by Tony Hogg
Just a friendly reminder.
We are entering a threeI week or so period when bees locally will get about as broodless as they are going to be through out the year. Most of the varroa mites in your hive are going to be exposed. This is an excellent opportunity to really knock them back before brood rearing picks back up. Since they are mostly exposed a quick treatment can yield excellent results. My favorite treatment for December is an oxalic acid dribble. It is quick to apply, requires a single trip into the bees, generally has very good efficacy, and requires minimal equipment. I use a 3.2% solution, some are using a 2.8% solution. The only extra gear you need is a a large syringe available from the feed store and a small scale for measuring out the OA. Always measure twice and mix once. Attached below is a link to the Vito-pharma website and instructions for using OA.
Anytime working with oxalic follow basic good safety practices i.e rubber gloves, eye protection, and keep some backing soda on hand to neutralize any skin contact.

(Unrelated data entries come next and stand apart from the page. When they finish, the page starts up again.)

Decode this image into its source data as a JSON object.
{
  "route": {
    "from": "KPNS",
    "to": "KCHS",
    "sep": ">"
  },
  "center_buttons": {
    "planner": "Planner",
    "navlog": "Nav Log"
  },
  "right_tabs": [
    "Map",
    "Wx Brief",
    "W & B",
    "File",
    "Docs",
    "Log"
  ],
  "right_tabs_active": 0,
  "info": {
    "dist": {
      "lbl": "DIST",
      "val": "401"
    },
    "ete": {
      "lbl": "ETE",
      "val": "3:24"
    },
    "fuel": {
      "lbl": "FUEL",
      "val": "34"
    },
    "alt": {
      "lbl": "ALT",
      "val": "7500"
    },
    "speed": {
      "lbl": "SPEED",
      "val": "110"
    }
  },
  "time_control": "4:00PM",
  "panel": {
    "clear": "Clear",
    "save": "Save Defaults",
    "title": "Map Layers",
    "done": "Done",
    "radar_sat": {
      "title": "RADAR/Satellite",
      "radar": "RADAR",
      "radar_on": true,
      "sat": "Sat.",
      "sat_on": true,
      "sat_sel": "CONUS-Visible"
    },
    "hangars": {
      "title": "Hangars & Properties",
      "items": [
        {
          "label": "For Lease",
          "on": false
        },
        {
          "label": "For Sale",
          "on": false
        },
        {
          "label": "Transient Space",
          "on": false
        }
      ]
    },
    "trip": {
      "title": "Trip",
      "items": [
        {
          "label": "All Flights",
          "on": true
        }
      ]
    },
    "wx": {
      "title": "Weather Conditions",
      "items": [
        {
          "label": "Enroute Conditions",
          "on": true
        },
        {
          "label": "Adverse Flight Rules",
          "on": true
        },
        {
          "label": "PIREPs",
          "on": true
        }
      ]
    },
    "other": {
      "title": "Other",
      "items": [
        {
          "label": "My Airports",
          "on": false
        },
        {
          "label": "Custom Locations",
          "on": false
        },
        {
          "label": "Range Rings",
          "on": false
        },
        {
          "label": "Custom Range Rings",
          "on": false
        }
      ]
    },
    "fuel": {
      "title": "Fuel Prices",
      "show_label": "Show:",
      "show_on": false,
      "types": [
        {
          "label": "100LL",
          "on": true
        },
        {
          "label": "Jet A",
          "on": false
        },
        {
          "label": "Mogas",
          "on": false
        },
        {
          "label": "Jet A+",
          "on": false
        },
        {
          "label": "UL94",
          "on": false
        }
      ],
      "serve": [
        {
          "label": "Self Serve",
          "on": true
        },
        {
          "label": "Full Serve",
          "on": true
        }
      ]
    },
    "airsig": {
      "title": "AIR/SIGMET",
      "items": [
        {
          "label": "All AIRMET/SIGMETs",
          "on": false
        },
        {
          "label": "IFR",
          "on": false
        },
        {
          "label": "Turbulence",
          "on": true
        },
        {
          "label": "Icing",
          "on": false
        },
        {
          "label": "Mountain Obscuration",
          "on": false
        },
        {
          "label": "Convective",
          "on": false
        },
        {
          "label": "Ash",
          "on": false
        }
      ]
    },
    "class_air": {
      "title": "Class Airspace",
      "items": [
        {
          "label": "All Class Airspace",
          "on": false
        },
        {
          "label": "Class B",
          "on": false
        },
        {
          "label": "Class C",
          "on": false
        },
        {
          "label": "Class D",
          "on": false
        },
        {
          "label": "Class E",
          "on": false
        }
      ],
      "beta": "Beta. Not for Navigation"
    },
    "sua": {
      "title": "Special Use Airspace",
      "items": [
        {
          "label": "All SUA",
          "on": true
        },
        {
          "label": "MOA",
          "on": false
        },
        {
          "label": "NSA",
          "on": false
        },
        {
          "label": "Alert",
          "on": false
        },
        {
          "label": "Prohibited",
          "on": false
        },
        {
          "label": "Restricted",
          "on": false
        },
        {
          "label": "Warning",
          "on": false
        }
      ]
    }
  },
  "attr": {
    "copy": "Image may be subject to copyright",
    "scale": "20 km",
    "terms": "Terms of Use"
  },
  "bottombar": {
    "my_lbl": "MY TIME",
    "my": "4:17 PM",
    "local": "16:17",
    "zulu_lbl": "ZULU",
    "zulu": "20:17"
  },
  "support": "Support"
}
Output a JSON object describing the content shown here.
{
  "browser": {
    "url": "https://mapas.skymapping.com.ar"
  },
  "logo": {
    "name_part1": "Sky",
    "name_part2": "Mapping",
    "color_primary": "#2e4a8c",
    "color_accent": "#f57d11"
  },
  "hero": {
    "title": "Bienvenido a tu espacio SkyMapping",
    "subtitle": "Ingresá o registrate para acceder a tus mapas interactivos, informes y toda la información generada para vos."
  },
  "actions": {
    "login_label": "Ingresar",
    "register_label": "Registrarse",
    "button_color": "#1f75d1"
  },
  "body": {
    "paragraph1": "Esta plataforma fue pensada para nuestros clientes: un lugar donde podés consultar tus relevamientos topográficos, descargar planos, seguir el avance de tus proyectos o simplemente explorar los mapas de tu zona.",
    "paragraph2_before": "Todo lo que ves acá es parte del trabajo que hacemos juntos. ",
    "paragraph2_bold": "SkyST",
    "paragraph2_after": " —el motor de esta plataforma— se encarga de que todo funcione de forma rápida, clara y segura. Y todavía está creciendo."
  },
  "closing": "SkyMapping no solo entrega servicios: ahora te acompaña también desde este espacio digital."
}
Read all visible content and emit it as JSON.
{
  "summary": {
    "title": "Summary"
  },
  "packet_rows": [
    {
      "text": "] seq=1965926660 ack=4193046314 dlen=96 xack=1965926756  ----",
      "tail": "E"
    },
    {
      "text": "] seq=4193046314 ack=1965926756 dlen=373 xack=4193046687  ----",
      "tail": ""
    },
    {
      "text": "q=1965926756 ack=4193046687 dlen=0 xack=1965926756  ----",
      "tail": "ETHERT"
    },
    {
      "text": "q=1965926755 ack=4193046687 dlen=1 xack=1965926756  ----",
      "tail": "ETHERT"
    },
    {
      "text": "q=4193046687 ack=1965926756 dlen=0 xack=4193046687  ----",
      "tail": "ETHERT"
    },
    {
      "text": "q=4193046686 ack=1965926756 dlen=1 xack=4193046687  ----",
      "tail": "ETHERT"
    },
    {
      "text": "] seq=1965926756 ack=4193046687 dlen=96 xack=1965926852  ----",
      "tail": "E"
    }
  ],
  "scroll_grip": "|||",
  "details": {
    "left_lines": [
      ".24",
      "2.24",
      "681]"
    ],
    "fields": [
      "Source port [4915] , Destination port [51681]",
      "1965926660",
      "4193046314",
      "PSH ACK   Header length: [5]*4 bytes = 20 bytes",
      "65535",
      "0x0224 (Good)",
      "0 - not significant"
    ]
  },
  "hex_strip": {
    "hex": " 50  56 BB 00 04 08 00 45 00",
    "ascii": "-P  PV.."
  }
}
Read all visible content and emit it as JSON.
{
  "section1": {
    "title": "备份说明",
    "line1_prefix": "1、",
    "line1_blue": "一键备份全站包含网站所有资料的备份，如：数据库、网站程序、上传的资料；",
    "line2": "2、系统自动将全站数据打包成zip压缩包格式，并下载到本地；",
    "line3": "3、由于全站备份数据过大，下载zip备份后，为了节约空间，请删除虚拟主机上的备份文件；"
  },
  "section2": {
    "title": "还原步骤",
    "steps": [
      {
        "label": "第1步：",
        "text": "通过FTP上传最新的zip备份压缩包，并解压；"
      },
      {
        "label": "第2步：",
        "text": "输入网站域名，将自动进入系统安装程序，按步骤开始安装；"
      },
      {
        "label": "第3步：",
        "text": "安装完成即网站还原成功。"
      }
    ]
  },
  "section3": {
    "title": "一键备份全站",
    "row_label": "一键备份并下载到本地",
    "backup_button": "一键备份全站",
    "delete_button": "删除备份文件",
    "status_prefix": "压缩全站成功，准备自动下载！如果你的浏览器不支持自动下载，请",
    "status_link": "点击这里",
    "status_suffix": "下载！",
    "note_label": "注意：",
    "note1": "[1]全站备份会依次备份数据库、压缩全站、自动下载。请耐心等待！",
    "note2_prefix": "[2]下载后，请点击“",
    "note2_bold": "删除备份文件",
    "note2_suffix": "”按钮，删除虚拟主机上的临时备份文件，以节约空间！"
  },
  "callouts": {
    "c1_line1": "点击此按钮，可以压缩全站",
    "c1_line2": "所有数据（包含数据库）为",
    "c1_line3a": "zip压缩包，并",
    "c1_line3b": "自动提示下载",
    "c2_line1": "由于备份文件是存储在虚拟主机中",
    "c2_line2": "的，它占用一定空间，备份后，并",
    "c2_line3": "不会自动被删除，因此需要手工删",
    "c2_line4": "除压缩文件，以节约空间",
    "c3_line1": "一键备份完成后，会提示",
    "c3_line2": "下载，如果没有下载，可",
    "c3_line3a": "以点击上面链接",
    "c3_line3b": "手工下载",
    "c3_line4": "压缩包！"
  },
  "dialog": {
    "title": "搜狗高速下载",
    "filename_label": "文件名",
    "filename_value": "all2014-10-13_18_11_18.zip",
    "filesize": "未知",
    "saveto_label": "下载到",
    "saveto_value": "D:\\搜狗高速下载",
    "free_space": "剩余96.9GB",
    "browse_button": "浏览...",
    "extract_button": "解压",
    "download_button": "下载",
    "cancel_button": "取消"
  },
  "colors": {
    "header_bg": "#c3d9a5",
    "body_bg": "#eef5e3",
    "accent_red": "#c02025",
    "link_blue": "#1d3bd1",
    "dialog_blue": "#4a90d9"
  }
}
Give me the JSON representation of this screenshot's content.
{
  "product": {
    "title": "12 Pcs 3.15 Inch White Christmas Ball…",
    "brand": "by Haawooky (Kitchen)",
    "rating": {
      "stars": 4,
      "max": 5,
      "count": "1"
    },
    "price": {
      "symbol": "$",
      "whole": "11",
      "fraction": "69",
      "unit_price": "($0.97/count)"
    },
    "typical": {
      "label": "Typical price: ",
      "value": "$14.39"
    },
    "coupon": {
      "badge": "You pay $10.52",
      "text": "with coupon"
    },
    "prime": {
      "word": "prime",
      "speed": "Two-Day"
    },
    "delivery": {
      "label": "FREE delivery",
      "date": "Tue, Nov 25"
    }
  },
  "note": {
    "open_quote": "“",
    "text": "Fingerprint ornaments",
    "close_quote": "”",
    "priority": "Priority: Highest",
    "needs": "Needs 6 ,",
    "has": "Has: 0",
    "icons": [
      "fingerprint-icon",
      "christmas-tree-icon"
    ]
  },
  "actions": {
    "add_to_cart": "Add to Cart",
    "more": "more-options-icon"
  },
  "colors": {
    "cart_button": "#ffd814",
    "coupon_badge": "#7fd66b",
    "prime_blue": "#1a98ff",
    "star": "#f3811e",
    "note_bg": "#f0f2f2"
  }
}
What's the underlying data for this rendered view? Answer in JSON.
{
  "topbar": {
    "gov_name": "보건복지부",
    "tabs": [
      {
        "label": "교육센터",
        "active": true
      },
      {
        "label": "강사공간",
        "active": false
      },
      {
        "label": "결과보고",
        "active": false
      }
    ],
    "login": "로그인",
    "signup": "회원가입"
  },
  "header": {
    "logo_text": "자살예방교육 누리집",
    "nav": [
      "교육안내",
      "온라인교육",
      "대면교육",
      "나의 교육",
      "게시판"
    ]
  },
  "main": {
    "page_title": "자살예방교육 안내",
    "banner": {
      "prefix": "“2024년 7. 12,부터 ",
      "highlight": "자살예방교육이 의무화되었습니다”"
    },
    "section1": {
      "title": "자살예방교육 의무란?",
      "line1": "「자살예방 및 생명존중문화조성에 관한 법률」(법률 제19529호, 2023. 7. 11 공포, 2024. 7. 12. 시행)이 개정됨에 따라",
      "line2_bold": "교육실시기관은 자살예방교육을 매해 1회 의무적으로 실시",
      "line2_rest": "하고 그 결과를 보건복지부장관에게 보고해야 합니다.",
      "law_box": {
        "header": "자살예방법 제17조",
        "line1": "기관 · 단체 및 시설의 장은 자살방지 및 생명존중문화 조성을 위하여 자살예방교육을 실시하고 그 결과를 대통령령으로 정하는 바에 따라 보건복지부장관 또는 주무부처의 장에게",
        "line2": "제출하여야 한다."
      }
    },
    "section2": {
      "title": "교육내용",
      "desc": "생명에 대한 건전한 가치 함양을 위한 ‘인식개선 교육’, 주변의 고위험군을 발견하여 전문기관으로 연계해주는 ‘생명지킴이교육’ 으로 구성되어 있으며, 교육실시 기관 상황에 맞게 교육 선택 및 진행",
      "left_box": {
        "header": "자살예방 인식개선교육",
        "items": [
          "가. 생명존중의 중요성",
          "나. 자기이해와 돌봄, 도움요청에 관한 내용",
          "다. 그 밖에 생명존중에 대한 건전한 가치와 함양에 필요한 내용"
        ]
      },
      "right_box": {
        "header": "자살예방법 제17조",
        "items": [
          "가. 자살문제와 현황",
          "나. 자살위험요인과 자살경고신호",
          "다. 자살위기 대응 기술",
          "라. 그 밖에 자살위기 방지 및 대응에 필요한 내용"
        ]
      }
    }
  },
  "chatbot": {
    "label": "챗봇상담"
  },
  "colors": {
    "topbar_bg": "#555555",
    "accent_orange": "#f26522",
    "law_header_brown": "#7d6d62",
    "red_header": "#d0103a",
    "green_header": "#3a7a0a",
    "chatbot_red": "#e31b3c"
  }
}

Other products such as Apiguard gel and Apilife var work well also. The goal is to get the mites down as low as possible early before bees start brooding up. With slower acting products such as apivar, and apostasy, you may not get the mite levels down fast enough.
There is a pretty wide temperature window to work with. Ideally I like to see it in the low to mid 50s. A few are flying but most will still be clustered so they are easy to treat.